EXERCISE INSTRUCTIONS |
Copy the lines below word for word, skipping any image.
++++ DATA SHOWN
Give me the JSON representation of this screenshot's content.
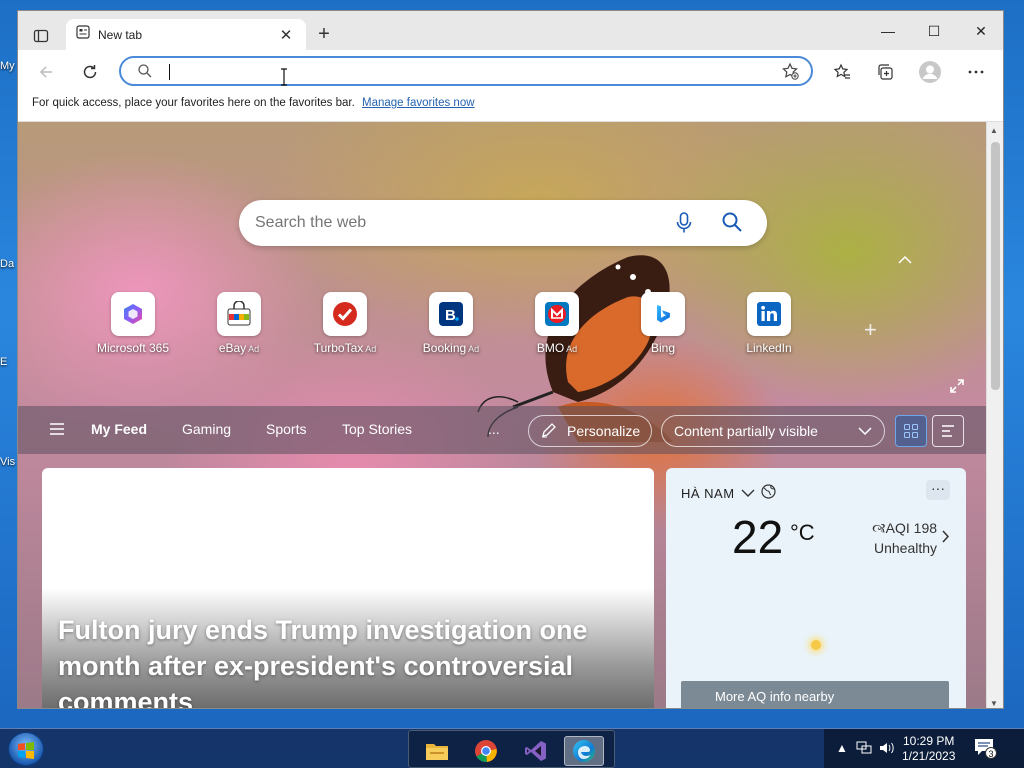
{
  "desktop": {
    "labels": [
      "My",
      "Da",
      "E",
      "Vis"
    ]
  },
  "browser": {
    "tab_title": "New tab",
    "address_value": "",
    "favbar_text": "For quick access, place your favorites here on the favorites bar.",
    "favbar_link": "Manage favorites now"
  },
  "ntp": {
    "search_placeholder": "Search the web",
    "quick_links": [
      {
        "label": "Microsoft 365",
        "ad": "",
        "icon": "microsoft-365-icon"
      },
      {
        "label": "eBay",
        "ad": "Ad",
        "icon": "ebay-icon"
      },
      {
        "label": "TurboTax",
        "ad": "Ad",
        "icon": "turbotax-icon"
      },
      {
        "label": "Booking",
        "ad": "Ad",
        "icon": "booking-icon"
      },
      {
        "label": "BMO",
        "ad": "Ad",
        "icon": "bmo-icon"
      },
      {
        "label": "Bing",
        "ad": "",
        "icon": "bing-icon"
      },
      {
        "label": "LinkedIn",
        "ad": "",
        "icon": "linkedin-icon"
      }
    ],
    "feed_tabs": [
      "My Feed",
      "Gaming",
      "Sports",
      "Top Stories"
    ],
    "more_label": "...",
    "personalize_label": "Personalize",
    "content_visibility": "Content partially visible",
    "news": {
      "headline": "Fulton jury ends Trump investigation one month after ex-president's controversial comments"
    },
    "weather": {
      "location": "HÀ NAM",
      "temp": "22",
      "unit": "°C",
      "aqi": "AQI 198",
      "aqi_status": "Unhealthy",
      "button": "More AQ info nearby",
      "more": "···"
    }
  },
  "taskbar": {
    "time": "10:29 PM",
    "date": "1/21/2023",
    "notification_count": "3",
    "apps": [
      "file-explorer-icon",
      "chrome-icon",
      "visual-studio-icon",
      "edge-icon"
    ]
  }
}
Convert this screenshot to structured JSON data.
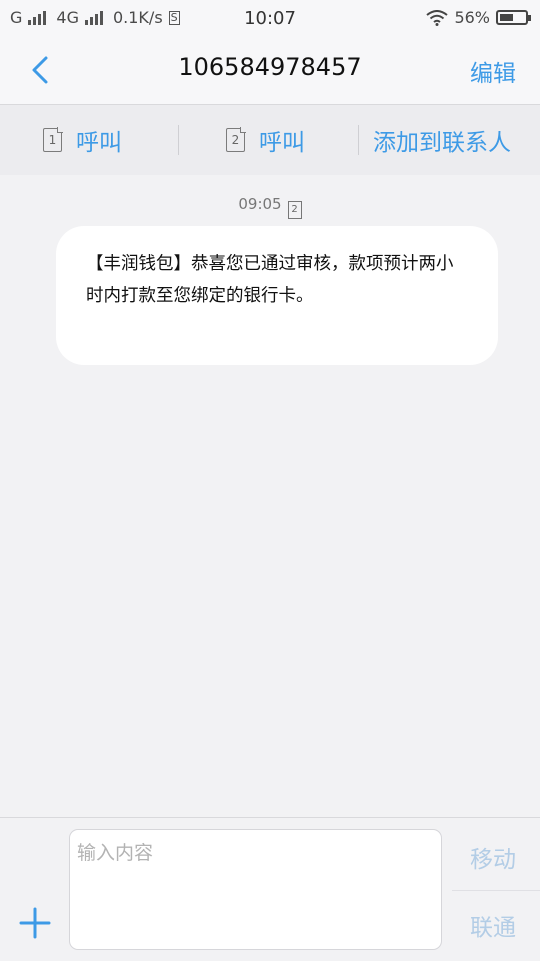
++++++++
COMPLETED EXERCISE |
Give me the JSON representation of this screenshot's content.
{
  "desktop": {
    "labels": [
      "My",
      "Da",
      "E",
      "Vis"
    ]
  },
  "browser": {
    "tab_title": "New tab",
    "address_value": "",
    "favbar_text": "For quick access, place your favorites here on the favorites bar.",
    "favbar_link": "Manage favorites now"
  },
  "ntp": {
    "search_placeholder": "Search the web",
    "quick_links": [
      {
        "label": "Microsoft 365",
        "ad": "",
        "icon": "microsoft-365-icon"
      },
      {
        "label": "eBay",
        "ad": "Ad",
        "icon": "ebay-icon"
      },
      {
        "label": "TurboTax",
        "ad": "Ad",
        "icon": "turbotax-icon"
      },
      {
        "label": "Booking",
        "ad": "Ad",
        "icon": "booking-icon"
      },
      {
        "label": "BMO",
        "ad": "Ad",
        "icon": "bmo-icon"
      },
      {
        "label": "Bing",
        "ad": "",
        "icon": "bing-icon"
      },
      {
        "label": "LinkedIn",
        "ad": "",
        "icon": "linkedin-icon"
      }
    ],
    "feed_tabs": [
      "My Feed",
      "Gaming",
      "Sports",
      "Top Stories"
    ],
    "more_label": "...",
    "personalize_label": "Personalize",
    "content_visibility": "Content partially visible",
    "news": {
      "headline": "Fulton jury ends Trump investigation one month after ex-president's controversial comments"
    },
    "weather": {
      "location": "HÀ NAM",
      "temp": "22",
      "unit": "°C",
      "aqi": "AQI 198",
      "aqi_status": "Unhealthy",
      "button": "More AQ info nearby",
      "more": "···"
    }
  },
  "taskbar": {
    "time": "10:29 PM",
    "date": "1/21/2023",
    "notification_count": "3",
    "apps": [
      "file-explorer-icon",
      "chrome-icon",
      "visual-studio-icon",
      "edge-icon"
    ]
  }
}
Convert this screenshot to structured JSON data.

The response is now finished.